    One has to remember that there are more ARM cores produced every year now than the combined number of x86 CPUs ever made. ARM needs a fantastic amount of production capacity that no single or indeed even group of processor manufacturers can lift.

    _Cosmin_What for ? As far as i know those SoC don`t have 4+ Gb RAM so there is no need for x64 on them!


    x64 is AMDs x86s 64-bit extension (that Intel licenses, btw). Next generation ARM processor are 64-bit because they will be used in laptops, desktop and especially servers were a 64 bit register is needed.
  • 0 Hide
    acadia11 , August 30, 2012 8:50 AM
    So, if ARM wants to alleviate production problems, why would they go with Global Foundaries? Didn't they learn the lesson from AMD?
  • 0 Hide
    ojas , August 30, 2012 11:20 AM
    2014/2015 means Intel will be on 14nm. Youch.

    mayankleoboy1Good for GF means good for AMD, means competition for Intel, means happy consumer.

    GF isn't under AMD anymore afaik. And AMD uses TSMC.

    _Cosmin_What for ? As far as i know those SoC don`t have 4+ Gb RAM so there is no need for x64 on them!

    Again, we're talking about 2014/2015. Intel's next gen (22nm) Atom SoC has support for up to 8GB RAM, and it's going to come out by the end of next year. Also, this won't be x86-64, this will be ARM64 or whatever they'll call it. And anyway, it's better to have 64-bit on any platform ASAP (unless it's too expensive), rather than have a lot of 32-bit optimized software when you'll change to 64-bit.

    I mean, compare the time it's going to take the smartphone/tablet industry to shift from 32-bit to 64-bit to the time taken by the PC industry. I can't see how it's a bad thing. There's only one more console generation left anyway, IMO. After that, play Xbox games on your Surface tablet.
  • 0 Hide
    ddpruitt , August 30, 2012 1:46 PM
    If AMD gets things together and ARM pushing harder it looks like Intel is going to have a tough time over the next few years as more and more focus is put into embedded systems.
  • -1 Hide
    rebel1280 , August 30, 2012 1:49 PM
    Hmm, time to move on to 128 bit!!
  • 1 Hide
    saturnus , August 30, 2012 2:45 PM
    ojasAnd anyway, it's better to have 64-bit on any platform ASAP (unless it's too expensive), rather than have a lot of 32-bit optimized software when you'll change to 64-bit.
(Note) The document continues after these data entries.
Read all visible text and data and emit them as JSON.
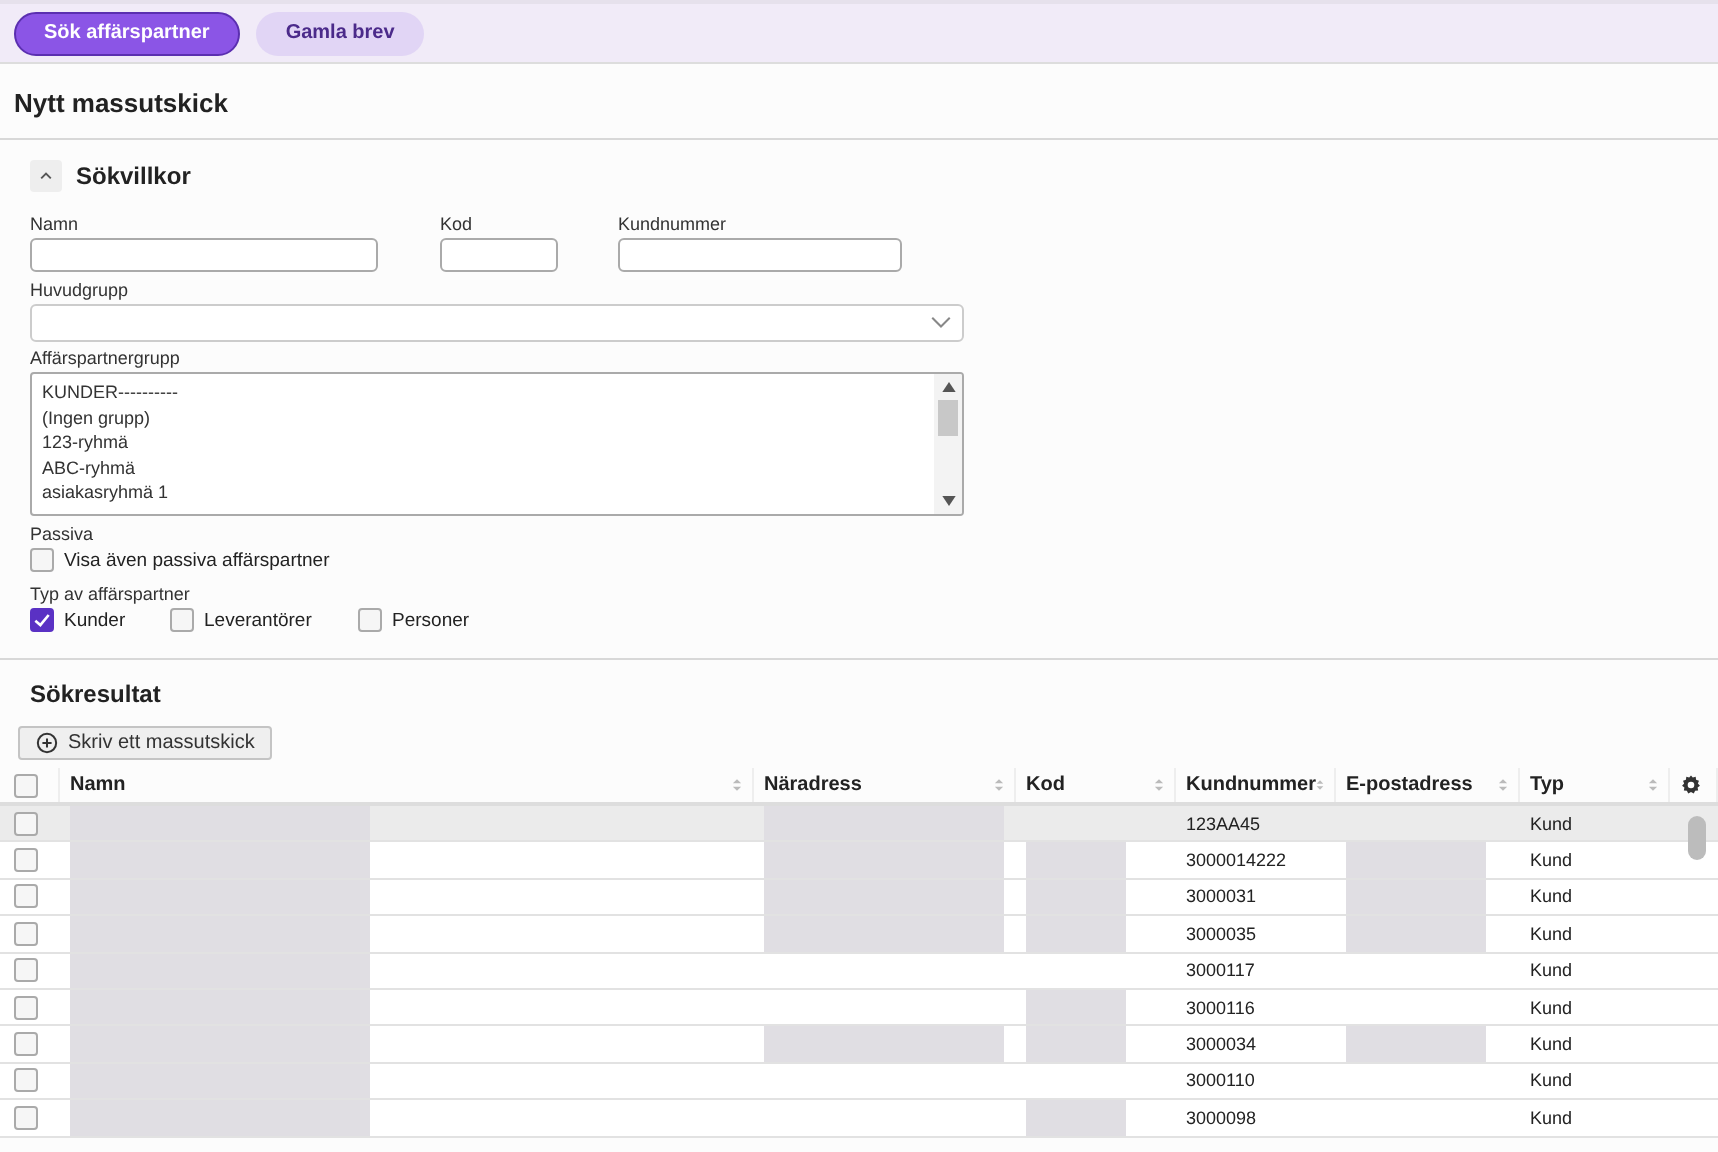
{
  "top_tabs": [
    {
      "label": "Sök affärspartner",
      "selected": true
    },
    {
      "label": "Gamla brev",
      "selected": false
    }
  ],
  "page_title": "Nytt massutskick",
  "search_section": {
    "title": "Sökvillkor",
    "expanded": true,
    "fields": [
      {
        "label": "Namn",
        "kind": "text"
      },
      {
        "label": "Kod",
        "kind": "text"
      },
      {
        "label": "Kundnummer",
        "kind": "text"
      }
    ],
    "main_group": {
      "label": "Huvudgrupp"
    },
    "partner_group": {
      "label": "Affärspartnergrupp",
      "options": [
        "KUNDER----------",
        "(Ingen grupp)",
        "123-ryhmä",
        "ABC-ryhmä",
        "asiakasryhmä 1"
      ]
    },
    "passive": {
      "label": "Passiva",
      "option": {
        "label": "Visa även passiva affärspartner",
        "checked": false
      }
    },
    "partner_type": {
      "label": "Typ av affärspartner",
      "options": [
        {
          "label": "Kunder",
          "checked": true
        },
        {
          "label": "Leverantörer",
          "checked": false
        },
        {
          "label": "Personer",
          "checked": false
        }
      ]
    }
  },
  "results": {
    "title": "Sökresultat",
    "action_button": "Skriv ett massutskick",
    "select_all": {
      "checked": false
    },
    "columns": [
      "Namn",
      "Näradress",
      "Kod",
      "Kundnummer",
      "E-postadress",
      "Typ"
    ],
    "rows": [
      {
        "selected": true,
        "checked": false,
        "redacted": [
          true,
          true,
          false,
          false
        ],
        "customer_number": "123AA45",
        "type": "Kund"
      },
      {
        "selected": false,
        "checked": false,
        "redacted": [
          true,
          true,
          true,
          true
        ],
        "customer_number": "3000014222",
        "type": "Kund"
      },
      {
        "selected": false,
        "checked": false,
        "redacted": [
          true,
          true,
          true,
          true
        ],
        "customer_number": "3000031",
        "type": "Kund"
      },
      {
        "selected": false,
        "checked": false,
        "redacted": [
          true,
          true,
          true,
          true
        ],
        "customer_number": "3000035",
        "type": "Kund"
      },
      {
        "selected": false,
        "checked": false,
        "redacted": [
          true,
          false,
          false,
          false
        ],
        "customer_number": "3000117",
        "type": "Kund"
      },
      {
        "selected": false,
        "checked": false,
        "redacted": [
          true,
          false,
          true,
          false
        ],
        "customer_number": "3000116",
        "type": "Kund"
      },
      {
        "selected": false,
        "checked": false,
        "redacted": [
          true,
          true,
          true,
          true
        ],
        "customer_number": "3000034",
        "type": "Kund"
      },
      {
        "selected": false,
        "checked": false,
        "redacted": [
          true,
          false,
          false,
          false
        ],
        "customer_number": "3000110",
        "type": "Kund"
      },
      {
        "selected": false,
        "checked": false,
        "redacted": [
          true,
          false,
          true,
          false
        ],
        "customer_number": "3000098",
        "type": "Kund"
      }
    ]
  }
}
    The transition will be quite long and practically unnoticeable by the end user as the ARM 64 bit architecture called ARMv8 can not only run 32 bit instructions on a 64 bit architecture but also run 64 bit instructions on a 32 bit architecture. So it's both backwards and forwards compatible.
  • 0 Hide
    ojas , August 30, 2012 3:45 PM
    saturnusThe transition will be quite long and practically unnoticeable by the end user as the ARM 64 bit architecture called ARMv8 can not only run 32 bit instructions on a 64 bit architecture but also run 64 bit instructions on a 32 bit architecture. So it's both backwards and forwards compatible.
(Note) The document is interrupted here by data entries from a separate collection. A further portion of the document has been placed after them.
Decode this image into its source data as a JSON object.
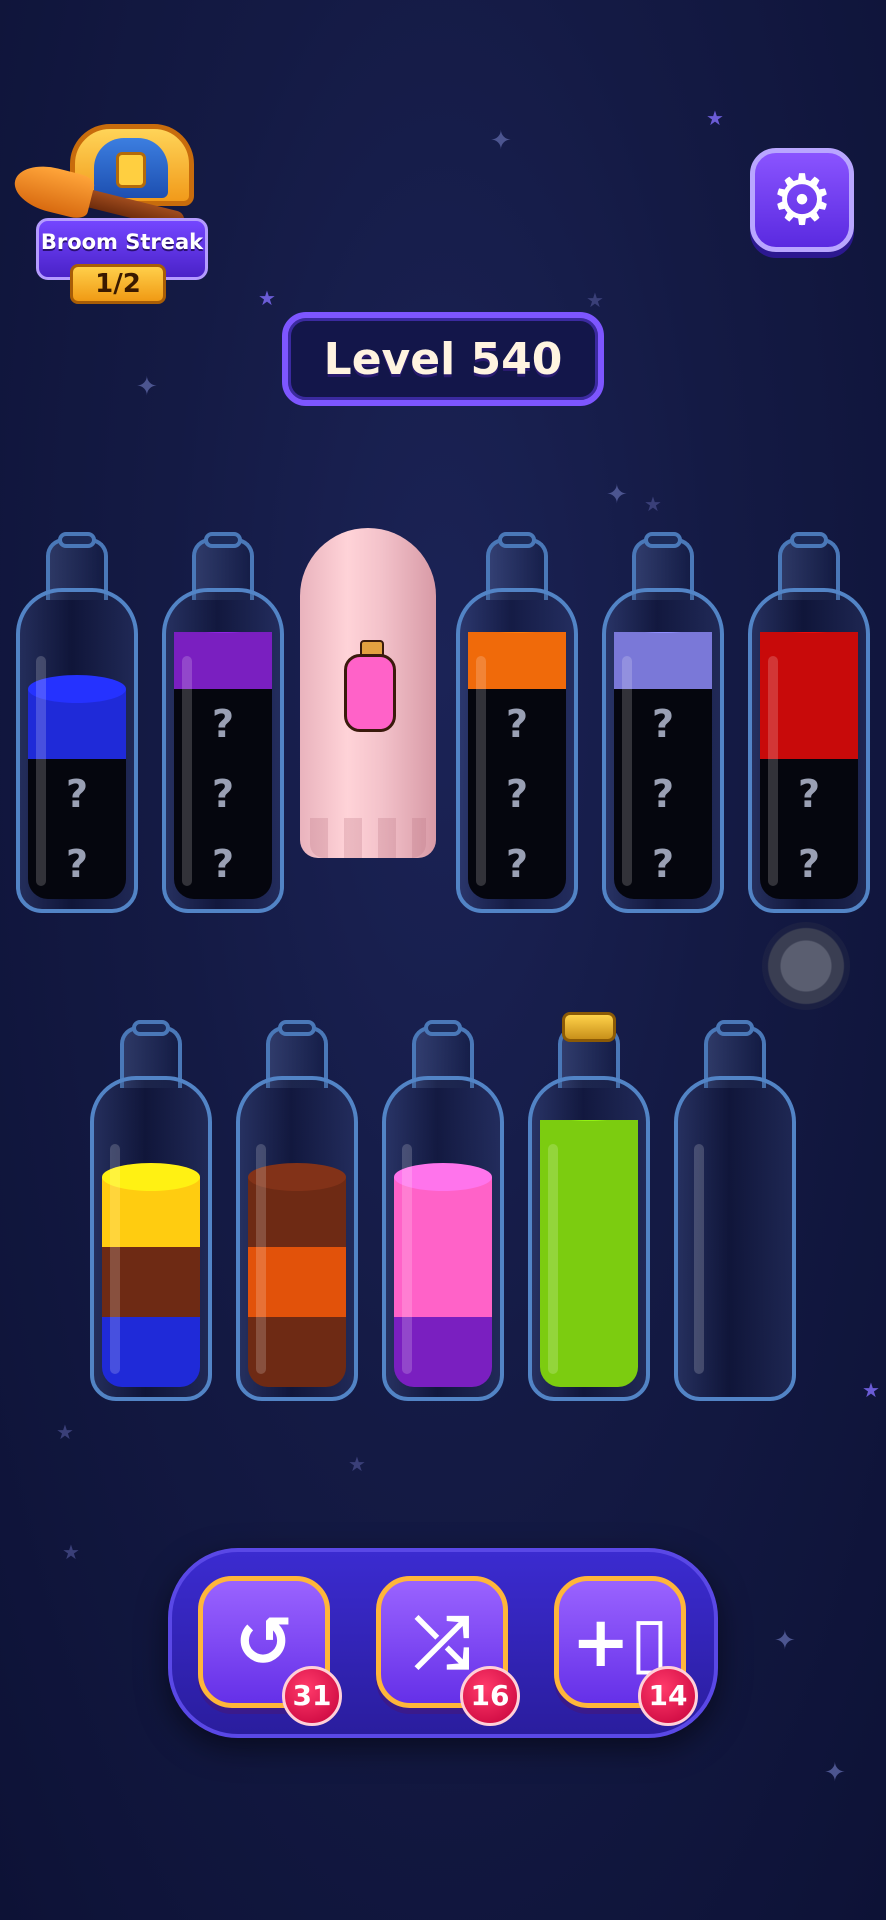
{
  "streak": {
    "label": "Broom Streak",
    "count": "1/2"
  },
  "level": {
    "label": "Level 540"
  },
  "settings_icon": "gear-icon",
  "colors": {
    "blue": "#1f2ad8",
    "purple": "#7a1fc0",
    "orange": "#f06a0a",
    "lavender": "#7a78d8",
    "red": "#c80a0a",
    "yellow": "#ffcc10",
    "brown": "#6e2a14",
    "dark-orange": "#e2520a",
    "pink": "#ff62c8",
    "lime": "#7ccc10",
    "hidden": "#05060e"
  },
  "rows": [
    {
      "bottles": [
        {
          "id": "bottle-1",
          "segments": [
            "hidden",
            "hidden",
            "blue"
          ]
        },
        {
          "id": "bottle-2",
          "segments": [
            "hidden",
            "hidden",
            "hidden",
            "purple"
          ]
        },
        {
          "id": "bottle-3",
          "covered": true,
          "preview_color": "pink"
        },
        {
          "id": "bottle-4",
          "segments": [
            "hidden",
            "hidden",
            "hidden",
            "orange"
          ]
        },
        {
          "id": "bottle-5",
          "segments": [
            "hidden",
            "hidden",
            "hidden",
            "lavender"
          ]
        },
        {
          "id": "bottle-6",
          "segments": [
            "hidden",
            "hidden",
            "red",
            "red"
          ]
        }
      ]
    },
    {
      "bottles": [
        {
          "id": "bottle-7",
          "segments": [
            "blue",
            "brown",
            "yellow"
          ]
        },
        {
          "id": "bottle-8",
          "segments": [
            "brown",
            "dark-orange",
            "brown"
          ]
        },
        {
          "id": "bottle-9",
          "segments": [
            "purple",
            "pink",
            "pink"
          ]
        },
        {
          "id": "bottle-10",
          "segments": [
            "lime",
            "lime",
            "lime",
            "lime"
          ],
          "corked": true
        },
        {
          "id": "bottle-11",
          "segments": []
        }
      ]
    }
  ],
  "hidden_mark": "?",
  "powerups": [
    {
      "name": "undo-button",
      "icon": "undo-icon",
      "glyph": "↺",
      "count": "31"
    },
    {
      "name": "shuffle-button",
      "icon": "shuffle-icon",
      "glyph": "⤮",
      "count": "16"
    },
    {
      "name": "add-bottle-button",
      "icon": "add-bottle-icon",
      "glyph": "+▯",
      "count": "14"
    }
  ]
}
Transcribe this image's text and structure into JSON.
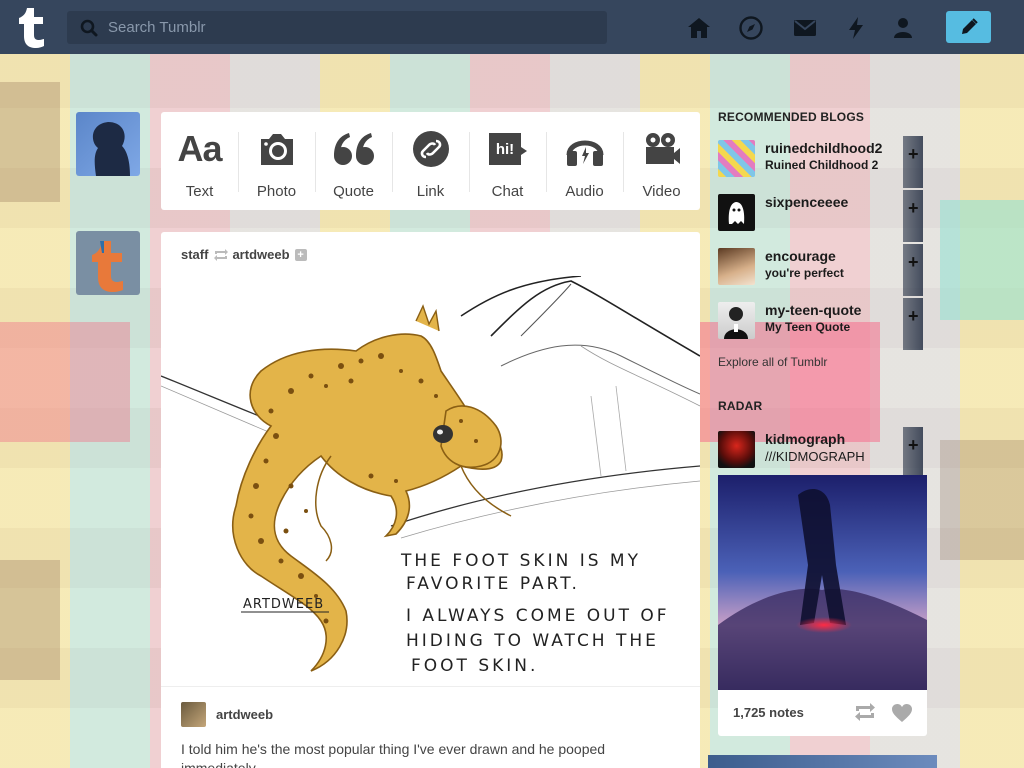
{
  "header": {
    "search_placeholder": "Search Tumblr",
    "nav_icons": [
      "home-icon",
      "explore-icon",
      "inbox-icon",
      "activity-icon",
      "account-icon"
    ],
    "compose_icon": "pencil-icon"
  },
  "post_types": [
    {
      "label": "Text",
      "icon": "text-icon",
      "glyph": "Aa"
    },
    {
      "label": "Photo",
      "icon": "camera-icon"
    },
    {
      "label": "Quote",
      "icon": "quote-icon"
    },
    {
      "label": "Link",
      "icon": "link-icon"
    },
    {
      "label": "Chat",
      "icon": "chat-icon",
      "glyph": "hi!"
    },
    {
      "label": "Audio",
      "icon": "headphones-icon"
    },
    {
      "label": "Video",
      "icon": "video-camera-icon"
    }
  ],
  "post": {
    "reblogged_by": "staff",
    "source_blog": "artdweeb",
    "art_signature": "ARTDWEEB",
    "art_text_lines": [
      "THE FOOT SKIN IS MY",
      "FAVORITE PART.",
      "I ALWAYS COME OUT OF",
      "HIDING TO WATCH THE",
      "FOOT SKIN."
    ],
    "reblog_author": "artdweeb",
    "caption": "I told him he's the most popular thing I've ever drawn and he pooped immediately."
  },
  "sidebar": {
    "recommended_heading": "RECOMMENDED BLOGS",
    "recommended": [
      {
        "name": "ruinedchildhood2",
        "title": "Ruined Childhood 2"
      },
      {
        "name": "sixpenceeee",
        "title": ""
      },
      {
        "name": "encourage",
        "title": "you're perfect"
      },
      {
        "name": "my-teen-quote",
        "title": "My Teen Quote"
      }
    ],
    "explore_link": "Explore all of Tumblr",
    "radar_heading": "RADAR",
    "radar": {
      "name": "kidmograph",
      "title": "///KIDMOGRAPH",
      "notes": "1,725 notes"
    }
  },
  "colors": {
    "header_bg": "#36465d",
    "search_bg": "#2d3b4f",
    "compose_bg": "#56bce1",
    "gecko": "#e3b449"
  }
}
    I won't claim to know too much about ARM's architecture, so i'll take your word for it. I guess it's almost essential for transitioning to a new arch regardless of the platform, otherwise it'll be quite problematic.
  • 1 Hide
    blazorthon , August 30, 2012 3:45 PM
    ojas2014/2015 means Intel will be on 14nm. Youch.GF isn't under AMD anymore afaik. And AMD uses TSMC.Again, we're talking about 2014/2015. Intel's next gen (22nm) Atom SoC has support for up to 8GB RAM, and it's going to come out by the end of next year. Also, this won't be x86-64, this will be ARM64 or whatever they'll call it. And anyway, it's better to have 64-bit on any platform ASAP (unless it's too expensive), rather than have a lot of 32-bit optimized software when you'll change to 64-bit. I mean, compare the time it's going to take the smartphone/tablet industry to shift from 32-bit to 64-bit to the time taken by the PC industry. I can't see how it's a bad thing. There's only one more console generation left anyway, IMO. After that, play Xbox games on your Surface tablet.
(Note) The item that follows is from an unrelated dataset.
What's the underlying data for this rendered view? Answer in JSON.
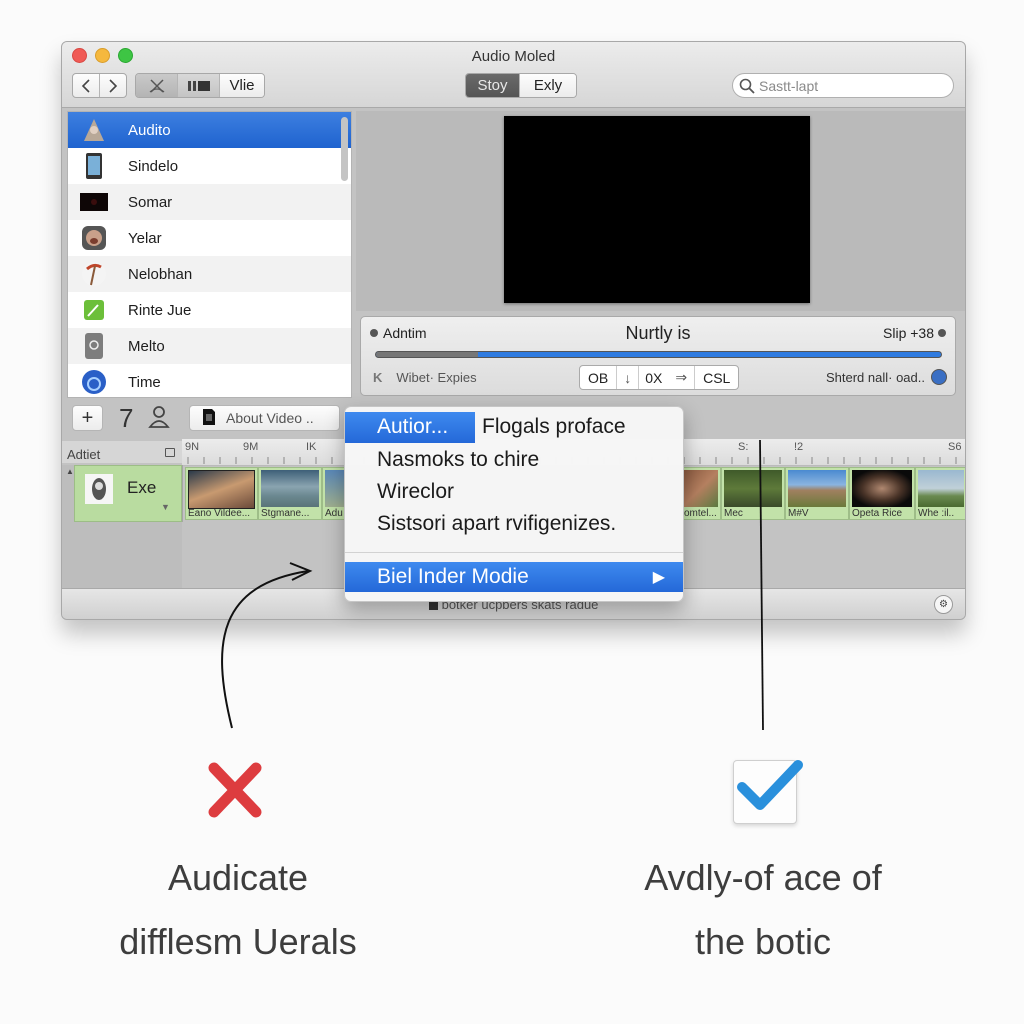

    AMD still uses GF a lot for their CPUs and APUs.
  • 1 Hide
    blazorthon , August 30, 2012 3:47 PM
    acadia11So, if ARM wants to alleviate production problems, why would they go with Global Foundaries? Didn't they learn the lesson from AMD?


    GF has been working with Samsung, among other companies, to improve.